[Data records for software interfaces]
↓↓↓

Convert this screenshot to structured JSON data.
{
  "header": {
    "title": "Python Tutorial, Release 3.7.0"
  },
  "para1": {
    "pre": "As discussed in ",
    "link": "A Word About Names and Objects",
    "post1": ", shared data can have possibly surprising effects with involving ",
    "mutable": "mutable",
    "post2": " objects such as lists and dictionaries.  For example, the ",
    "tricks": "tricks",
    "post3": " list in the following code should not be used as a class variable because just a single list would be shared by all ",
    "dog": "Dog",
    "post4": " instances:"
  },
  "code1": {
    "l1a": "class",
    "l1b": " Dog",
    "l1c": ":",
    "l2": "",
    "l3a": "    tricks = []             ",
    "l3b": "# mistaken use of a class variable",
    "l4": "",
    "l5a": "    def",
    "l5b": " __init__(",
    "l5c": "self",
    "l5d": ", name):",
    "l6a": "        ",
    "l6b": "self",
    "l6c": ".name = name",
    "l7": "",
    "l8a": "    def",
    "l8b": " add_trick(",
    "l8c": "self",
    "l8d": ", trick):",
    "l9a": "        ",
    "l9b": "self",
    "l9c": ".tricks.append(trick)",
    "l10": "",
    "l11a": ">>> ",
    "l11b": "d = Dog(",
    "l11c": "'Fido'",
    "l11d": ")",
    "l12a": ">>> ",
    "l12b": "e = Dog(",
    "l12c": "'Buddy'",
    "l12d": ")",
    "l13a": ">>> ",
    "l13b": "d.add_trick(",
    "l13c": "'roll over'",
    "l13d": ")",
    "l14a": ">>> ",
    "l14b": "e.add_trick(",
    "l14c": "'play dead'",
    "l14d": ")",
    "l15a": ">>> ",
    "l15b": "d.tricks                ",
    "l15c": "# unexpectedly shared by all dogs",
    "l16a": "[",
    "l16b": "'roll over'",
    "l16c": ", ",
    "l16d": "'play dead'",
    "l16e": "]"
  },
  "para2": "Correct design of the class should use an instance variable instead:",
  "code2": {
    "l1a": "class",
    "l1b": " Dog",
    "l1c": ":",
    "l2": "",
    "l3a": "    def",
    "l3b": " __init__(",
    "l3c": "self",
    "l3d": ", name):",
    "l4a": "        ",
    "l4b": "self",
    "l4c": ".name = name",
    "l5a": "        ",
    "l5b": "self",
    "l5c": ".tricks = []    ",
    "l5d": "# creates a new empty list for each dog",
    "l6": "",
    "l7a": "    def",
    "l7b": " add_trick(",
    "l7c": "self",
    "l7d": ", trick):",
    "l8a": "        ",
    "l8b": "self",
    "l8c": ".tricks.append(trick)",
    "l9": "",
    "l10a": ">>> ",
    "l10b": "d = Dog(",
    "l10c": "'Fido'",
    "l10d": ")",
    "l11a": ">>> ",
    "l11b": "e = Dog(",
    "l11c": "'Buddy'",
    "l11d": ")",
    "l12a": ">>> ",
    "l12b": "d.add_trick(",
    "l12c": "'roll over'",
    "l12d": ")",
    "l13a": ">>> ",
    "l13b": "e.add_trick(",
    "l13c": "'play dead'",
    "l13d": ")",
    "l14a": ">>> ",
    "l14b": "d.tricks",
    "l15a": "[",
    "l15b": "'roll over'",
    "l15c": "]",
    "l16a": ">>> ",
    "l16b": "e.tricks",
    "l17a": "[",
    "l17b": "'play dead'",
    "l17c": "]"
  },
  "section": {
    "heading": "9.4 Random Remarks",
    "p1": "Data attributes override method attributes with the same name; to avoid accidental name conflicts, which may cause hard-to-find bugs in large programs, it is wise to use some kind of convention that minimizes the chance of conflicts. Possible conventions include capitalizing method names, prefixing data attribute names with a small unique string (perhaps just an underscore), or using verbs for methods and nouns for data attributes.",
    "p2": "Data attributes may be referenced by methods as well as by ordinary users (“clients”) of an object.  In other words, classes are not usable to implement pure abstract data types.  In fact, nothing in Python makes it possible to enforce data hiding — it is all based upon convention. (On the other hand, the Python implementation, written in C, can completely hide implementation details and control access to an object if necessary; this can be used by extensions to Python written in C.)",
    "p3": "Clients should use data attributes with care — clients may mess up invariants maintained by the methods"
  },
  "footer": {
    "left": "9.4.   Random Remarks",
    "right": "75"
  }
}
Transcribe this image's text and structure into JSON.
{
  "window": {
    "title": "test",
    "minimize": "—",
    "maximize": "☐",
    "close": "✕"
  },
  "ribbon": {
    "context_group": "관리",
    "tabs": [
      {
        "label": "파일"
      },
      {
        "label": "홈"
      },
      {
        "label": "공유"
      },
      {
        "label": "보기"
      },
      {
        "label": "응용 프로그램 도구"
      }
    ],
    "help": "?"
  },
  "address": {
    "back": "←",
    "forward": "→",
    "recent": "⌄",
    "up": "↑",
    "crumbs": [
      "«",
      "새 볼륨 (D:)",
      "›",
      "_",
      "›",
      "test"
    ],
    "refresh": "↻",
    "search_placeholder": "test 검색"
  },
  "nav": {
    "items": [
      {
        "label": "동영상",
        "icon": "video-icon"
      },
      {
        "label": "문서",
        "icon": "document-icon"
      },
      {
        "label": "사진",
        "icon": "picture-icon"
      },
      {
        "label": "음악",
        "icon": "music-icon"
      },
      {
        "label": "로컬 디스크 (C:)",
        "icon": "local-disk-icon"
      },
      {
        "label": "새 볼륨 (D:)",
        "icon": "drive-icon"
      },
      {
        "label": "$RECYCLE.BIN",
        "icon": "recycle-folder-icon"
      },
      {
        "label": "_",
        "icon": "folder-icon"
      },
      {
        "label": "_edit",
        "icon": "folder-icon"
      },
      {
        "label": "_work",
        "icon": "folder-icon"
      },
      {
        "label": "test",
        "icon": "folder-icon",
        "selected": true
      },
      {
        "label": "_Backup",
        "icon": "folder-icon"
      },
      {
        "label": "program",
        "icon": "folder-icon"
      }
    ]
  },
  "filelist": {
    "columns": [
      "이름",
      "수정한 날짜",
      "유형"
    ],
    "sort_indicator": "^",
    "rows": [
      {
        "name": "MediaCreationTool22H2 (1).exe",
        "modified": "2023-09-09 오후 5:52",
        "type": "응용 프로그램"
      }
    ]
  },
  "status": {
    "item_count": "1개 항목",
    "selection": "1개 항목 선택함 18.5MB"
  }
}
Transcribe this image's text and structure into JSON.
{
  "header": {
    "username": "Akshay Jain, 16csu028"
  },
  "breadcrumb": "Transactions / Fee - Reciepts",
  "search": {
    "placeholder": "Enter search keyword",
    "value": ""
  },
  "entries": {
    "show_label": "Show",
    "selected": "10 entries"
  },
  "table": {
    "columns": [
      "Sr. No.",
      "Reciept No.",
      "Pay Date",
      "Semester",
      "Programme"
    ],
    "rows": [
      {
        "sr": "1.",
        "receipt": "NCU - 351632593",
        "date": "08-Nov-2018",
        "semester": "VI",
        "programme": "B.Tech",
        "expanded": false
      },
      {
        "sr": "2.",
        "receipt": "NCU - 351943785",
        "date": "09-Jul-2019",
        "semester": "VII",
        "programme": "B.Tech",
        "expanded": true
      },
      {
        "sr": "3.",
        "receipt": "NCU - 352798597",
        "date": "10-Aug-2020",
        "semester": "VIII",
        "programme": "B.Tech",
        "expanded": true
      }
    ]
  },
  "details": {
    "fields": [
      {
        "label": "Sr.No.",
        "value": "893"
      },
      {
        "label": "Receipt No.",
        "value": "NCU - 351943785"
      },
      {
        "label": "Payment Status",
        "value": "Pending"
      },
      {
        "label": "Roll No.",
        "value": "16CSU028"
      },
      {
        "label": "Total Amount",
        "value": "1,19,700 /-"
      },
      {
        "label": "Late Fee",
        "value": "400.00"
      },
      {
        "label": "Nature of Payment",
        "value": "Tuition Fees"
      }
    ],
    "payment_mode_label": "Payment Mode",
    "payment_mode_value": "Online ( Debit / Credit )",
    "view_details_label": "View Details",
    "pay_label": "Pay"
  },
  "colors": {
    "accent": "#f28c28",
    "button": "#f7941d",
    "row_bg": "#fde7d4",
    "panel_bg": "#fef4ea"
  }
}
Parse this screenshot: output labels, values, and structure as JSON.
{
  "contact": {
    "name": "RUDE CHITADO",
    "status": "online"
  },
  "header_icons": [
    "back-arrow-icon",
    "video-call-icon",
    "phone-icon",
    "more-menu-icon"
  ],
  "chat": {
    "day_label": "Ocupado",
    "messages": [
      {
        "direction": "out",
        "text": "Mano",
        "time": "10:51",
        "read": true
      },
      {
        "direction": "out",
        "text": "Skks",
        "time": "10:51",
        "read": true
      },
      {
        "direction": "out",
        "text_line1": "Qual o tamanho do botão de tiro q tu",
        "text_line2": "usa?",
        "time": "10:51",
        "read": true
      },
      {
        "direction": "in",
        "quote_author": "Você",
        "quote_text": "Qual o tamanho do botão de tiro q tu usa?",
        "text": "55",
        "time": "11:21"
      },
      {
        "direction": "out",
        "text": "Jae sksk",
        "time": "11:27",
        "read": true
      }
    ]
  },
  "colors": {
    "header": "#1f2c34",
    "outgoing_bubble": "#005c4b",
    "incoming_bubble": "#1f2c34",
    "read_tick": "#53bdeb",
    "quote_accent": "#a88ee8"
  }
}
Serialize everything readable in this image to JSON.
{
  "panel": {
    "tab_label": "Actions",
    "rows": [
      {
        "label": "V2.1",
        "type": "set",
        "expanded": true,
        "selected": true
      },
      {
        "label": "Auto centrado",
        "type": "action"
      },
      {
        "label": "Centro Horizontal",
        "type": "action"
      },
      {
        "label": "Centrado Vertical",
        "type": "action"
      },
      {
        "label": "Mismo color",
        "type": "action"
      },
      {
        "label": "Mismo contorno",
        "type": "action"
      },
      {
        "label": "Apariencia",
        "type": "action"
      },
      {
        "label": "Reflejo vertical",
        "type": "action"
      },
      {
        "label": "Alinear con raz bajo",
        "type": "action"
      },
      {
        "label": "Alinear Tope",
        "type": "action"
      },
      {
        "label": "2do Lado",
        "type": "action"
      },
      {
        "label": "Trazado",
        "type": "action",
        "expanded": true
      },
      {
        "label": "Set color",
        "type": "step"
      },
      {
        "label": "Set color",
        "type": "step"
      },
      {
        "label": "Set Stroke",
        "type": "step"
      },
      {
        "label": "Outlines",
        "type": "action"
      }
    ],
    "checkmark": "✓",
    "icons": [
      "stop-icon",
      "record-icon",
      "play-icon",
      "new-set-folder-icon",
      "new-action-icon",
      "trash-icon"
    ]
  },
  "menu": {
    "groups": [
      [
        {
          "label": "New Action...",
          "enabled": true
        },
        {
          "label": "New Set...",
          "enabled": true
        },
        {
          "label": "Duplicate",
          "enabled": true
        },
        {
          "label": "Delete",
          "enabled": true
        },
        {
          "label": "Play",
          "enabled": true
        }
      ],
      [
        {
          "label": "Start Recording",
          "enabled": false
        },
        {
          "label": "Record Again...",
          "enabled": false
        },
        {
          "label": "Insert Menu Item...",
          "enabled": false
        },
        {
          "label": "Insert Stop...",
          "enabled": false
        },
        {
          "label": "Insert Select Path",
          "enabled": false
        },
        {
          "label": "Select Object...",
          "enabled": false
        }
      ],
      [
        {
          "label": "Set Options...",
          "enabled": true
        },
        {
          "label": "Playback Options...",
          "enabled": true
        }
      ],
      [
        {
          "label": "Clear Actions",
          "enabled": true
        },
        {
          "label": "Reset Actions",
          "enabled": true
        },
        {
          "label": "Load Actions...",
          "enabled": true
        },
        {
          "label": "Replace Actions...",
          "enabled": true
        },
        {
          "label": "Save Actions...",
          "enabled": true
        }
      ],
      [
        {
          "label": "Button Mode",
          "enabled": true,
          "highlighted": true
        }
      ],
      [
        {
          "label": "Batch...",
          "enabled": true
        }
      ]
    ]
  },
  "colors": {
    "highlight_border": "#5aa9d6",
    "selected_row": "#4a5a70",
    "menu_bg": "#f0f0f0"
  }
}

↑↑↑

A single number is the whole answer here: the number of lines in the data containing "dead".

RESULT OF THE TASK = 4